I'm still going to query you again when I'm done with my re-write (consider yourself forewarned).

T. Anne said...

Ah yes, the BEA in L.A. last year. I was there and now I'm kicking myself for not pitching you. Who knew you were prone to moments of author hysteria? Honestly, that story blew me away.

Sooki Scott said...
This comment has been removed by the author.
Anthony said...

That story made me smile, because it was dipped in awesomesauce.

Mags said...

What they (^^^) said- apples and oranges. You could do nothing but generate interest in Alysia Sofios's book by describing it to editors in such a manner, regardless of who she ended up signing with. Pre-submission-hype. Wow and awesome.

The agent that commenter was referring to (please let me believe there's only one of him) has a practice of sending full manuscripts to an editor for opinion of saleability before deciding whether or not to offer representation. Needless to say, his sales ratio is extrememly high because he never gambles--just "uses up" the book in question at that house if he passes.

The silly rabbit did it to Gerard Jones, so it's been documented for posterity. You know, ver batim and such.

No Holy Moly was involved. Holy Moly could never be anything but a good thing, right? Rock on!

Steve Stubbs said...

Holy moly, did you do that? Holy moly.

At least Alicia is in good hands.

fellow-ette said...

Thanks for this post!

So is it acceptable protocol to ask a prospective agent who has expressed interest in signing you if you can talk to his/her other clients? I've been wondering this in the abstract for a while and you seem to suggest it's okay!

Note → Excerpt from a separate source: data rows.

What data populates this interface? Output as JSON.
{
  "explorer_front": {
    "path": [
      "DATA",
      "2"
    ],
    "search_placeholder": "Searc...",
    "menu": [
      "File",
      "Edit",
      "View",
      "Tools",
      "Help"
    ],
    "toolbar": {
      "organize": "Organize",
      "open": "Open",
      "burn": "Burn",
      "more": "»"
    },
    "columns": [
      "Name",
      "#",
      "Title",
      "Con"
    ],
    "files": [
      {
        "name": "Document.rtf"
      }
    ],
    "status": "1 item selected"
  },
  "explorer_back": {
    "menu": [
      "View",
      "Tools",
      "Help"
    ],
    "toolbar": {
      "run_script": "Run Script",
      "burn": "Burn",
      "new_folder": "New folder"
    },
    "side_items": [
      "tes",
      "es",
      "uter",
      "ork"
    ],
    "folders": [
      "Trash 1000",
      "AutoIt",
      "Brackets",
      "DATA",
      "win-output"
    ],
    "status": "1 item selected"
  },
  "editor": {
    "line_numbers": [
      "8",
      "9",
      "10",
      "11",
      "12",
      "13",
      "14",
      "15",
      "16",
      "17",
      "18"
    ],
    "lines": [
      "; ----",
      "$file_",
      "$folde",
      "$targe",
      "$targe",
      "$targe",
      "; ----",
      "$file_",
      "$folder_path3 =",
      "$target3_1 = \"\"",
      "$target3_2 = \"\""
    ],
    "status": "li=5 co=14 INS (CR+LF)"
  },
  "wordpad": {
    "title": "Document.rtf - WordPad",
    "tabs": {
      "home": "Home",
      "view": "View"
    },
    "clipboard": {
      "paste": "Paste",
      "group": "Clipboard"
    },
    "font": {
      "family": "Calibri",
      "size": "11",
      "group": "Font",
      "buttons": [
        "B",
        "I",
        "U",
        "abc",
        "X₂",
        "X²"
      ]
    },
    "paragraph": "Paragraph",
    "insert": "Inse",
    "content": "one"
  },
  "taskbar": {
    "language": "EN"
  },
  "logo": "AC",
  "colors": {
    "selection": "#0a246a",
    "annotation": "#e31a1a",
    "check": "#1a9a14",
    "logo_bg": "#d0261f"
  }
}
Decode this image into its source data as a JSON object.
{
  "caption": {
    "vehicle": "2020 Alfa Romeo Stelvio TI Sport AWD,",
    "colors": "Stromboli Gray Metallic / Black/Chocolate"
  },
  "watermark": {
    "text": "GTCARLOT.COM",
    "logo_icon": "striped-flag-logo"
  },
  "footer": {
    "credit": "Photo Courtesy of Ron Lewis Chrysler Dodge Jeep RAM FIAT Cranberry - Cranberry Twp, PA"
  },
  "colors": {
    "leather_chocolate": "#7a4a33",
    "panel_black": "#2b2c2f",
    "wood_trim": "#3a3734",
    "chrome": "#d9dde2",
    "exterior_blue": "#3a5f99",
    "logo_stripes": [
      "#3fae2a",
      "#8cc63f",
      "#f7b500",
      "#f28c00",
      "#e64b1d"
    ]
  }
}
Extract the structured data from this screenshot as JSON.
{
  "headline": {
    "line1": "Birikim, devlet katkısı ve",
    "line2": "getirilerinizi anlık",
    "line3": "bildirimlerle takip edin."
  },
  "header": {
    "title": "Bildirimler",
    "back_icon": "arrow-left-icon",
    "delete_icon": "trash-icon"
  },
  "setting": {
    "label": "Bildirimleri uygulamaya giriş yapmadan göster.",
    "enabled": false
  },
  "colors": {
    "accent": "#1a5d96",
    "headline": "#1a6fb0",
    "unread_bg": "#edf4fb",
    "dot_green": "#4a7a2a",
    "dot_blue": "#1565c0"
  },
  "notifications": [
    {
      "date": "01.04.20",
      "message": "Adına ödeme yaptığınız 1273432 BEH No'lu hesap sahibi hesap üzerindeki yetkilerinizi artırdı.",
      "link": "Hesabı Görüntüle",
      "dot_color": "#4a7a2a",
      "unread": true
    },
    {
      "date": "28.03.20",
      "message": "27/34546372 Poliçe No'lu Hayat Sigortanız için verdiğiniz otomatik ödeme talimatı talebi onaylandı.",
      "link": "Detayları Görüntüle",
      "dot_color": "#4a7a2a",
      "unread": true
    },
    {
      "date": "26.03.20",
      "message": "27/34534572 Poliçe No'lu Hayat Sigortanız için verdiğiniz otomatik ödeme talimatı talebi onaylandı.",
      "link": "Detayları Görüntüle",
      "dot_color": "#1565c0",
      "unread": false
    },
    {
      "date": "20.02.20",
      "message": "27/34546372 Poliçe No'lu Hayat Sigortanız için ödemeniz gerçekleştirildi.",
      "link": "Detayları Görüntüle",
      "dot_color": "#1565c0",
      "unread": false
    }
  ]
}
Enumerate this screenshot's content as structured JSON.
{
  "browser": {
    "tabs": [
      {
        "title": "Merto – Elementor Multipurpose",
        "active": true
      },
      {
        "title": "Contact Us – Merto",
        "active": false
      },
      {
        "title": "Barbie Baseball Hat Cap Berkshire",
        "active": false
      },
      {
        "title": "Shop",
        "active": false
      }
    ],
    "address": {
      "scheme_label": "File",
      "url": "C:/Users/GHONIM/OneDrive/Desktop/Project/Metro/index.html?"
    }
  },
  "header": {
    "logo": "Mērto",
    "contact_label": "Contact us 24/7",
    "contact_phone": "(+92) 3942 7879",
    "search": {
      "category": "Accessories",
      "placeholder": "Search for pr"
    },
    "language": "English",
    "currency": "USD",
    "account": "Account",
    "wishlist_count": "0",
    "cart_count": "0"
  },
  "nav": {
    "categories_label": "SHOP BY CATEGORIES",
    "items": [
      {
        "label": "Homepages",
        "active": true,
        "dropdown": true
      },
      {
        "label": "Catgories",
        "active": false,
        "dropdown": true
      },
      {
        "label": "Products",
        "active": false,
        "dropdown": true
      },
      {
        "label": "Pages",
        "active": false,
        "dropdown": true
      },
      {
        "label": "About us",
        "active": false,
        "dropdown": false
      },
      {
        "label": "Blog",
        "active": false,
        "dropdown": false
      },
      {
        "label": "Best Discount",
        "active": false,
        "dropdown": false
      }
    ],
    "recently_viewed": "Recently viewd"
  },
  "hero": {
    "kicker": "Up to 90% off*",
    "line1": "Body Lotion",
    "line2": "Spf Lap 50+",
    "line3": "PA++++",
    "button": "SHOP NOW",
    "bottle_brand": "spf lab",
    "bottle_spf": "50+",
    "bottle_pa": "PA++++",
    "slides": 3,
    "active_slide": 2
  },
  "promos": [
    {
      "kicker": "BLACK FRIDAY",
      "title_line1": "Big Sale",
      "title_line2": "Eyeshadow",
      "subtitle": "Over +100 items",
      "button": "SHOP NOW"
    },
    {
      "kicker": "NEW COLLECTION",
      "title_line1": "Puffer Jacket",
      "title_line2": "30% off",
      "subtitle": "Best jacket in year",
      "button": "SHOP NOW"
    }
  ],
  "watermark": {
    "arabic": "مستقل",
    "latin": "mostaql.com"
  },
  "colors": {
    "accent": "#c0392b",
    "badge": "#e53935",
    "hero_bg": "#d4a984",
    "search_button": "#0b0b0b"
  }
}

freddie said...

I'm with Julie. I hope that agents don't stop twittering and blogging. Too much good info.

RobinR said...
This comment has been removed by the author.
Anonymous said...

I actually don;t really understand why it's unethical to talk to other publishing ppl about a book before deciding to represent it..

Anonymous said...

This is a classic example of the metaphysical truism: A is always wrong, except for when it is right; and B is always right, except for when it is wrong.

Paradox! It's what's for dinner!!


December/Stacia said...

Dittoing Mags. The agent in question isn't just talking up a book; he's submitting it without a signed agreement, thus either forcing the author to go with him or making it impossible for them to sign with another agent.

Anonymous said...

Take Alysia Sofios...

Sigh. The only time I snoozed and lost...and even while sitting at the same damn table with you! If I had to lose Alysia, I'm glad I lost her to you. Now, let me turn around so you may kick my ass just one more time, eh?

Beth said...

Holy moly. Now I want to read that book.

Colorado Writer said...

One can only wish for this awesome scenario!

MeganRebekah said...

I would gladly allow an agent to talk about my book if that she showed that type of love and enthusiasm for it!

Jolie said...

Oh, hell YES I want to read that. Gimme gimme!

Anonymous said...

I live in Fresno, and was here during the time when that story broke. Bravo, absolutely, bravo to the reporter. That man made me reconsider my position on the death penalty and that's saying a lot.

Also, you wanted to sign this woman on the spot, different thing all together.

I have to admit that this was one complaint I didn't really understand.So, lets say you are querying an agent. They reject you. You end up with the agent of your dreams. She/He calls you up and says, "You're book has already been shopped. No one wants to touch it."

Um, I'd have a problem with that.